British Romanticism and India
English 457H, Winter 2006
M 3:00-5:00, North Building 266
Professor: Dan White
Office: 296A NB, x. 8-5291
Office Hours: Monday 1:00-2:00, Wednesday 4:00-5:00
Course Focus: During the Romantic period (roughly 1780-1830), both British literature and the early British Empire underwent radical transformations. In this seminar we will build upon the premise that these two areas were not separate: literature was in fact an important part of the way in which Britons understood the nature of their developing empire, and the early empire in turn profoundly informed the subjects and forms of literary expression in Britain. We will focus on India, and our studies will range across poetry, fiction, drama, travel literature, historical and religious writing, and painting. Along with works by Britons, we will also turn our attention to the English writings of two Romantic-era Indians, one a Muslim (Mirza Abu Talib Khan) who wrote about his travels in England, the other a Hindu (Rammohun Roy), a religious reformer and prolific writer who engaged in highly public debates with the Baptist missionaries of Bengal.
Requirements and Grading: Your grade for the term will be divided as follows: one (pop) quiz (10%), one comparative analysis (3 pp., 15%), one term test (20%), one term paper (10 pp., 35%), participation (20%). Please submit your papers titled, double-spaced, paginated, and stapled. Late work will be penalized 3% for each day late, and extensions will only be granted in cases of illness or emergency. Before writing your papers, please consult "Papers: Expectations, Guidelines, Advice, and Grading."
Texts: The following texts have been ordered and are required for this course:
Hamilton, Elizabeth. Translation of the Letters of a Hindoo Rajah. Ed. Pamela Perkins and Shannon Russell. Peterborough: Broadview, 1999.
Owenson, Sydney. The Missionary: An Indian Tale. Ed. Julia M. Wright. Peterborough: Broadview, 2002.
Shelley, Percy Bysshe. Shelley's Poetry and Prose. Ed. Donald H. Reiman and Neil Fraistat. 2nd edn.
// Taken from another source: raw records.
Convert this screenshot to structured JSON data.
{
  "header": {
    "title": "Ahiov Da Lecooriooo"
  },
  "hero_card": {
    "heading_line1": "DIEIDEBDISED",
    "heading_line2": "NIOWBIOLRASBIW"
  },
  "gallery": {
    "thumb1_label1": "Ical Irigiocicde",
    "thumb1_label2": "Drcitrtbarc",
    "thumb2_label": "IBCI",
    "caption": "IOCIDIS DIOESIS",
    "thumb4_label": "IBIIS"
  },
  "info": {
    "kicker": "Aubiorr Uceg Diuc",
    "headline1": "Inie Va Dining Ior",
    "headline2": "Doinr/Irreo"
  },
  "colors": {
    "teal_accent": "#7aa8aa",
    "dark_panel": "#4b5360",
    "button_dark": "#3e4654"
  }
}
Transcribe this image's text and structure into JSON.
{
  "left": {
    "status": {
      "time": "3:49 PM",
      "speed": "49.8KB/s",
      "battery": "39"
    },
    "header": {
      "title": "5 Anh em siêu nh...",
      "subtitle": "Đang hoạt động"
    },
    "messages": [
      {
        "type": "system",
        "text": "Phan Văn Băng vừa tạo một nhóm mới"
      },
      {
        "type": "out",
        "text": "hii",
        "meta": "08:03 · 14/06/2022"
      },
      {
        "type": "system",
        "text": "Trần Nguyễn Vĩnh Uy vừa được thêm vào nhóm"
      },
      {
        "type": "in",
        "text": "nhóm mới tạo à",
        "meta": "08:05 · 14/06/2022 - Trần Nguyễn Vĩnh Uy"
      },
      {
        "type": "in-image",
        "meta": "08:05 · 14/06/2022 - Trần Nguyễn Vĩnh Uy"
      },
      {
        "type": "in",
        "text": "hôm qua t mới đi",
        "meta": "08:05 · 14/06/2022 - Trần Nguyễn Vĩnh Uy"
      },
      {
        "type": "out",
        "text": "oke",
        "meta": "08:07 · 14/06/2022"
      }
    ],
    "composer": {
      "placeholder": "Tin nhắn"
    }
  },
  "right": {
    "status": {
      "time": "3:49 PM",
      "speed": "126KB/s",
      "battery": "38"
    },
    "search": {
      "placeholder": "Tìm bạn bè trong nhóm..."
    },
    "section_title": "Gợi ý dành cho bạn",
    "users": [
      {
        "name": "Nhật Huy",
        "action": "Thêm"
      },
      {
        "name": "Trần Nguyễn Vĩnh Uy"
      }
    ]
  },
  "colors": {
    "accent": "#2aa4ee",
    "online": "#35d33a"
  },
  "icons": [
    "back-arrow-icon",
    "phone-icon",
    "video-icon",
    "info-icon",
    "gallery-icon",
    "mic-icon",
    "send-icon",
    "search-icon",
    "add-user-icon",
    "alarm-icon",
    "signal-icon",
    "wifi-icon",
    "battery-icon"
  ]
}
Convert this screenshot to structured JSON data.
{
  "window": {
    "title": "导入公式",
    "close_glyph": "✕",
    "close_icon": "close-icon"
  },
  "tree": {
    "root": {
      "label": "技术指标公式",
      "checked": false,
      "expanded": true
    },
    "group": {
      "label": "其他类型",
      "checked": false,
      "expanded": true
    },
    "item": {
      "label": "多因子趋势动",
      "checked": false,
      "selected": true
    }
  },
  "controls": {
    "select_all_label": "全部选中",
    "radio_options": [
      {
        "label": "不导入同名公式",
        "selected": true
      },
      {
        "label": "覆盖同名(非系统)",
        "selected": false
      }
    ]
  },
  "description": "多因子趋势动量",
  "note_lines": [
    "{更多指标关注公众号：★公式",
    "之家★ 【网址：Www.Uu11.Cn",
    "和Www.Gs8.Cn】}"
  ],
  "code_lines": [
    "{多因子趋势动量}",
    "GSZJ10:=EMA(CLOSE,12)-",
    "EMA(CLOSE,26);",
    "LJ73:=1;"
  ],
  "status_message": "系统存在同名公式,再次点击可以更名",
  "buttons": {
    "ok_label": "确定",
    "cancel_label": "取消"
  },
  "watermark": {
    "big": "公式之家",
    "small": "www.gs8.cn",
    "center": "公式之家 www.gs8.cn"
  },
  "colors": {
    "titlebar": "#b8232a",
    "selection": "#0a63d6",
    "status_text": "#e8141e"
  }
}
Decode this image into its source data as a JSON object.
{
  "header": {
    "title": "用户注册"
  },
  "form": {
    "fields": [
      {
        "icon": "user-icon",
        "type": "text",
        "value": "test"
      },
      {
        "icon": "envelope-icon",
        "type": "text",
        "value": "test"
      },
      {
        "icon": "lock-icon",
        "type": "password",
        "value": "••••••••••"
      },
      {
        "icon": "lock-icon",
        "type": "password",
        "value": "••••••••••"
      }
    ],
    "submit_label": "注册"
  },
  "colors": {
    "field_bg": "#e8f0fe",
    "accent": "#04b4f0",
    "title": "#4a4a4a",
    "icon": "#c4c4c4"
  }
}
New York: Norton, 2002.
I have also prepared a coursepack, which will be available for purchase in class on January 23rd. Readings from the coursepack are labeled “[CP]” in the following schedule.
Week 1, January 9
James Rennell, “A General View of the principal Roads and Divisions of Hindoostan. 1788,” from Memoir of a Map of Hindoostan
Week 2, January 16
William Jones, “A Discourse on the Institution of a Society, for Inquiring into the History, Civil and Natural, the Antiquities, Arts, Sciences, and Literature, of Asia,” “The Second Anniversary Discourse, Delivered 24th February, 1785,” and “The Preface” to Institutes of Hindu Law; or the Ordinances of Menu (1794) [handout]
Thomas Macaulay, Minute on Indian Education [handout]
P.J. Marshall, “The British in Asia: Trade to Dominion, 1700-1765” [handout]
Rajat Kanta Ray, “Indian Society and the Establishment of British Supremacy, 1765-1818” [handout]
Week 3, January 23
Samuel Taylor Coleridge, “Kubla Khan: or, A Vision in a Dream” [handout]
Jones, “A Hymn to Narayena” [handout]
Edward Said, “Introduction,” from Orientalism [handout]
Week 4, January 30
Eliza Fay, from Original Letters from India [CP]
Thomas and William Daniell, aquatints from Oriental Scenery and A Picturesque Voyage to India by the Way of China
Week 5, February 6
Phebe Gibbes, from Hartly House, Calcutta [CP]
Week 6, February 13
Mariana Starke, The Sword of Peace; or, a Voyage of Love
Week 7, February 20 (Reading Week)
Week 8, February 27
Elizabeth Hamilton, Translation of the Letters of a Hindoo Rajah
Week 9, March 6
Mirza Abu Talib Khan, from Travels of Mirza Abu Taleb Khan [CP]
Week 10, March 13
Robert Southey, The Curse of Kehama [CP]
Week 11, March 20
Sydney Owenson, The Missionary
Week 12, March 27
P.B. Shelley, Prometheus Unbound
Week 13, April 3
Rammohun Roy, selections [handout]
James Mill, from The History of British India [handout]
Week 14, April 10
Term paper (10 pp.) due, Monday, April 17, 12:00 p.m.
Daniel E. White